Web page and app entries
⟨

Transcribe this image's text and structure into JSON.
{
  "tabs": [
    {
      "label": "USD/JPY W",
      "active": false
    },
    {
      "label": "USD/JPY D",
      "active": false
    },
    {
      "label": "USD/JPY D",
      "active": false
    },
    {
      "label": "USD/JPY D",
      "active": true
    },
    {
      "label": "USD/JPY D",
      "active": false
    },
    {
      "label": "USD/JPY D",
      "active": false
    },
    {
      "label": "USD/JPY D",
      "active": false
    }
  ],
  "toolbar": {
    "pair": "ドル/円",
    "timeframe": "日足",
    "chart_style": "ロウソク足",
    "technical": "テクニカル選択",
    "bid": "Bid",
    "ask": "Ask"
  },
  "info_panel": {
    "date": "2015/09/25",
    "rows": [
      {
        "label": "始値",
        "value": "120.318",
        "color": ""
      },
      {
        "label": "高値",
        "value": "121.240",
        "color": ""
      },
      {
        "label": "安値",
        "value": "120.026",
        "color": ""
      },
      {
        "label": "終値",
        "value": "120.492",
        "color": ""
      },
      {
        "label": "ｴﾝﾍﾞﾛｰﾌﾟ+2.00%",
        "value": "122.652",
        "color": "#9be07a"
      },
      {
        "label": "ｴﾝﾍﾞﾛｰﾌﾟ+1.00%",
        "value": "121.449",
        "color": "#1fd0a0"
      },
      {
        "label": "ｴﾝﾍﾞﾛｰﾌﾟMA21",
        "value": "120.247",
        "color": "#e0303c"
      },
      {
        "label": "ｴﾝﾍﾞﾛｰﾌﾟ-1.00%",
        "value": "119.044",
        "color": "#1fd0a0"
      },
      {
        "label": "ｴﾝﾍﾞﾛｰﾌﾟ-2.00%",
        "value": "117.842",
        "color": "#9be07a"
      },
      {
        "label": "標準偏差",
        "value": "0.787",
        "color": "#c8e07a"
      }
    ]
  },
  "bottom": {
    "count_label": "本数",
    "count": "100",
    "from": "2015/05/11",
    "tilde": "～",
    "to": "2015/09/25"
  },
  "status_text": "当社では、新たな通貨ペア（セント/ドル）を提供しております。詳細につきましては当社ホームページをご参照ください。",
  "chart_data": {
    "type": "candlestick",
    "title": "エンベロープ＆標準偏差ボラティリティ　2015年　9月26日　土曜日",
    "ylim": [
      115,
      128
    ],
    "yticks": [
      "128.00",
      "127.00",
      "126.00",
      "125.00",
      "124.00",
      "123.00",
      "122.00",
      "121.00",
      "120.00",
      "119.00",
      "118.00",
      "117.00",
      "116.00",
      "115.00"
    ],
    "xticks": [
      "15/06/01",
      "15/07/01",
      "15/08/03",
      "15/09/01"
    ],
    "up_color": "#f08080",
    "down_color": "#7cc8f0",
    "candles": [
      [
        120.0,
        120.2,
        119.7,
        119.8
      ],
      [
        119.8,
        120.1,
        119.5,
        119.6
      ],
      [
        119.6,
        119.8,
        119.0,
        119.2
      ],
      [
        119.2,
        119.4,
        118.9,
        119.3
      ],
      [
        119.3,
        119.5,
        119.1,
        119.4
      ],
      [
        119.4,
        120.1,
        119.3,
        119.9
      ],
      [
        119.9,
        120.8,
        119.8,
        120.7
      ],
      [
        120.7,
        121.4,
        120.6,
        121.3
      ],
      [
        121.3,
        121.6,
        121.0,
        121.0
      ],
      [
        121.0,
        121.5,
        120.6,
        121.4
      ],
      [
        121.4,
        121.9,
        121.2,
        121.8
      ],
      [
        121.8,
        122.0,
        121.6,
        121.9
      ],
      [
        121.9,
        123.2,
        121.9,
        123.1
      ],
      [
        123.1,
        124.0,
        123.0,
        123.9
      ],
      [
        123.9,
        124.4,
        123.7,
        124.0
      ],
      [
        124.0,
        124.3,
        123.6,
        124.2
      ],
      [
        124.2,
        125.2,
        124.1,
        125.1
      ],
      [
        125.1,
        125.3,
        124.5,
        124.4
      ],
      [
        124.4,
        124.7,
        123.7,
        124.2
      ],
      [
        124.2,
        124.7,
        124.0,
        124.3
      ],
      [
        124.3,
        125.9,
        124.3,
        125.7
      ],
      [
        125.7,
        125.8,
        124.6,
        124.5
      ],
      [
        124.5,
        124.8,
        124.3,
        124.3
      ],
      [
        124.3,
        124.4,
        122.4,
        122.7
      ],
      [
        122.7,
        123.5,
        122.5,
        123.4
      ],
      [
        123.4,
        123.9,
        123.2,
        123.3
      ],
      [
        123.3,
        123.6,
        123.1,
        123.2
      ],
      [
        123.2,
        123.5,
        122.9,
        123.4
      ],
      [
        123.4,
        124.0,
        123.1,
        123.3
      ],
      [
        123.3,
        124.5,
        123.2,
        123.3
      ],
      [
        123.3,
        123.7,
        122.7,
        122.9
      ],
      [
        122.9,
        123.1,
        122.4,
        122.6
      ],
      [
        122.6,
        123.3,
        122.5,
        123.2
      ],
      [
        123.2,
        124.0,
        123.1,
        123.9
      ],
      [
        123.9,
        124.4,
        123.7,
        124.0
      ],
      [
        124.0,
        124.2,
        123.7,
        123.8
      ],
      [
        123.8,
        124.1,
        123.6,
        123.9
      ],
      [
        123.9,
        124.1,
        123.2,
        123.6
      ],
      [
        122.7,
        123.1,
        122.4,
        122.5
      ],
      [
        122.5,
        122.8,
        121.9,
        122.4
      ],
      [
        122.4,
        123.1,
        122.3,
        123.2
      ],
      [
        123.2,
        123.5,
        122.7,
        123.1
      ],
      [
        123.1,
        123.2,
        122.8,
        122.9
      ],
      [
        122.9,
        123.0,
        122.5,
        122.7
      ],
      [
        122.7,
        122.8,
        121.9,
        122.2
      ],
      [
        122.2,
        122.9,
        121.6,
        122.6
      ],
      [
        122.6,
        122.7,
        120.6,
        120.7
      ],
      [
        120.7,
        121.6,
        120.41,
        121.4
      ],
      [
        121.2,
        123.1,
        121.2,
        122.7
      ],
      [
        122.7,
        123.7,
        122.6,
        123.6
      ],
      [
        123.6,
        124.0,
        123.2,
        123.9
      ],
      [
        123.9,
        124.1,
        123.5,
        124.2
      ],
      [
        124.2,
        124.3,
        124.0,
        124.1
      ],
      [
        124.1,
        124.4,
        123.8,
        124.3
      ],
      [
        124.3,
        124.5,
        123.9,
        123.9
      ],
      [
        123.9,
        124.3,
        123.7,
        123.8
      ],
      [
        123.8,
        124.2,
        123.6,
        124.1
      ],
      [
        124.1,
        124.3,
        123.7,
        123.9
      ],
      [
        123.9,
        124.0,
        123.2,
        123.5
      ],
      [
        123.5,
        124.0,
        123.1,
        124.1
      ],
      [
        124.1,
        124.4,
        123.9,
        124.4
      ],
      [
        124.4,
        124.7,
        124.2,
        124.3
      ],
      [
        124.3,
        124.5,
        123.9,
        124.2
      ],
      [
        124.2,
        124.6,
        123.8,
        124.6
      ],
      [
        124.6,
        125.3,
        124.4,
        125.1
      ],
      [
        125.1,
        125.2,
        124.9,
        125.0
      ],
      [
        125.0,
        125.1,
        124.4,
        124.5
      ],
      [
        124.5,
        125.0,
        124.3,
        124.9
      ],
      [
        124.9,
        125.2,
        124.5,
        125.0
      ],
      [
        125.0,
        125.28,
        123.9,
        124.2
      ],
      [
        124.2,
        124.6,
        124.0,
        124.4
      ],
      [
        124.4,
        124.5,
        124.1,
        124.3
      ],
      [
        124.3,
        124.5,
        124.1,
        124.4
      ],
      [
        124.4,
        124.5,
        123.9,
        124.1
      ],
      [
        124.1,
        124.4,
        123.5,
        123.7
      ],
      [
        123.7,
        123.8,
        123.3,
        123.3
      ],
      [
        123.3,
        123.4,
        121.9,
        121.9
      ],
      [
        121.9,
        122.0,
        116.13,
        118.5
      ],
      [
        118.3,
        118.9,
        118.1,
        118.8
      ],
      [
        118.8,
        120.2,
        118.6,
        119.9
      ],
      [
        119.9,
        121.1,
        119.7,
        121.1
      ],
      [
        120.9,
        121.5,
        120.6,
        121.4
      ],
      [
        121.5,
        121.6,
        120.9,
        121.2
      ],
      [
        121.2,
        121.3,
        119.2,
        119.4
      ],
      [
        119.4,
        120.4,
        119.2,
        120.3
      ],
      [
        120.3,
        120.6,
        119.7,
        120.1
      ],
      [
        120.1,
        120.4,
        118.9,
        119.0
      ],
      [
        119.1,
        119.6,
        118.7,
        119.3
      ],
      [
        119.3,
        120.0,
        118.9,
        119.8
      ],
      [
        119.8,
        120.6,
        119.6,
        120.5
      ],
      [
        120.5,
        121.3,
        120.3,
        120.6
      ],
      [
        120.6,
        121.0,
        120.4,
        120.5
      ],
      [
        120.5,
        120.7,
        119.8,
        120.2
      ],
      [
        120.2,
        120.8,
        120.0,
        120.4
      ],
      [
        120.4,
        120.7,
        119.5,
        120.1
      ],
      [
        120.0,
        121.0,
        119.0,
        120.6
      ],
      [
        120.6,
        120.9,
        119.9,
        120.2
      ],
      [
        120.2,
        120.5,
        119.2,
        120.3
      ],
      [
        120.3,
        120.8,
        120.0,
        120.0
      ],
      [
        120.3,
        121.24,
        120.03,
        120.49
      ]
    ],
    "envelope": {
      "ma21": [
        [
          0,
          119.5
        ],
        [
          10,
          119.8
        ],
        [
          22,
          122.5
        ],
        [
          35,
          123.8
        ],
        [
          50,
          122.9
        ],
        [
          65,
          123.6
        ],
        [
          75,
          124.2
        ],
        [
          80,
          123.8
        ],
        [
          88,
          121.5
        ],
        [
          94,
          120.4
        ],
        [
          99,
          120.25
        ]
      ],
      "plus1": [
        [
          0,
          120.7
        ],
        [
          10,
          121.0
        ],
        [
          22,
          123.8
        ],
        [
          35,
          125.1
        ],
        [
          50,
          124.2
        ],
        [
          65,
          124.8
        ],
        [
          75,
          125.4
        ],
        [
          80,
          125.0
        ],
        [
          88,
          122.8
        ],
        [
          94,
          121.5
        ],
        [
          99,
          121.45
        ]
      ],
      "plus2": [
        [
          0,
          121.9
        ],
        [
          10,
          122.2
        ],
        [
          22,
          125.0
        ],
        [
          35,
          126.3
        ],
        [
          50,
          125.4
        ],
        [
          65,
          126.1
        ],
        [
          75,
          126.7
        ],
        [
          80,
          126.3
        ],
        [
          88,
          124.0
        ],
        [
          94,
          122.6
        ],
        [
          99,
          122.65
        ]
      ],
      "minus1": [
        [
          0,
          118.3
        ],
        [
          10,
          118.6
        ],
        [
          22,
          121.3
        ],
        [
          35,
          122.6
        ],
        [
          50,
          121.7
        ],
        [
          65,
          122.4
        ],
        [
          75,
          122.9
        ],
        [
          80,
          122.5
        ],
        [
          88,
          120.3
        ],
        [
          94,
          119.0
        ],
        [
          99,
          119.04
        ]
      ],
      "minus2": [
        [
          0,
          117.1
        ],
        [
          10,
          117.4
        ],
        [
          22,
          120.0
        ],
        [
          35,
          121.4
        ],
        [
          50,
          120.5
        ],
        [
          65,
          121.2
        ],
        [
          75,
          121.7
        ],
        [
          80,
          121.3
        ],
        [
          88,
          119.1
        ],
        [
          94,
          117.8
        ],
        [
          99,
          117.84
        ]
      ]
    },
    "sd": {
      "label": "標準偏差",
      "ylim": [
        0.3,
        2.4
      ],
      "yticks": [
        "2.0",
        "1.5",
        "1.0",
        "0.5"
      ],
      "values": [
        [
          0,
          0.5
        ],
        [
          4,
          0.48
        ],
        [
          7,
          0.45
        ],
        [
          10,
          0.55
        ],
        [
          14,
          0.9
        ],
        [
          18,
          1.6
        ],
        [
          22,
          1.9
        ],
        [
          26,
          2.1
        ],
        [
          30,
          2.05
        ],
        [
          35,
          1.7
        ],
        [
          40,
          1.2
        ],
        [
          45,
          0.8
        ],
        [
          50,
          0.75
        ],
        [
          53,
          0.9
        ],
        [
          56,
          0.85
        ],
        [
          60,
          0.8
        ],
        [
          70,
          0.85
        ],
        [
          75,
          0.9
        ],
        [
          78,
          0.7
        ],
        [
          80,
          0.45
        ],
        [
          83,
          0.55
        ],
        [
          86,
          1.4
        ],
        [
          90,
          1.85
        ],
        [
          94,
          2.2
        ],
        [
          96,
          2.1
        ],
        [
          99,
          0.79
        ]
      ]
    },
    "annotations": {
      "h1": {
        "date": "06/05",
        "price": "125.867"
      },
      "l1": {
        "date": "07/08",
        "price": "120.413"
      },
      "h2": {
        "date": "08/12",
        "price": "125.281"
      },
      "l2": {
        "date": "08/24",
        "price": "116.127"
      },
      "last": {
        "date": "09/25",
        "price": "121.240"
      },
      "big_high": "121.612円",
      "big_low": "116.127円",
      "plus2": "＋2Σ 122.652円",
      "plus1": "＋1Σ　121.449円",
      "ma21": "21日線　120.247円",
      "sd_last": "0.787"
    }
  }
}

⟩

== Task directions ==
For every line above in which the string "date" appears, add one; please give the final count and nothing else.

== Solution for this problem ==
6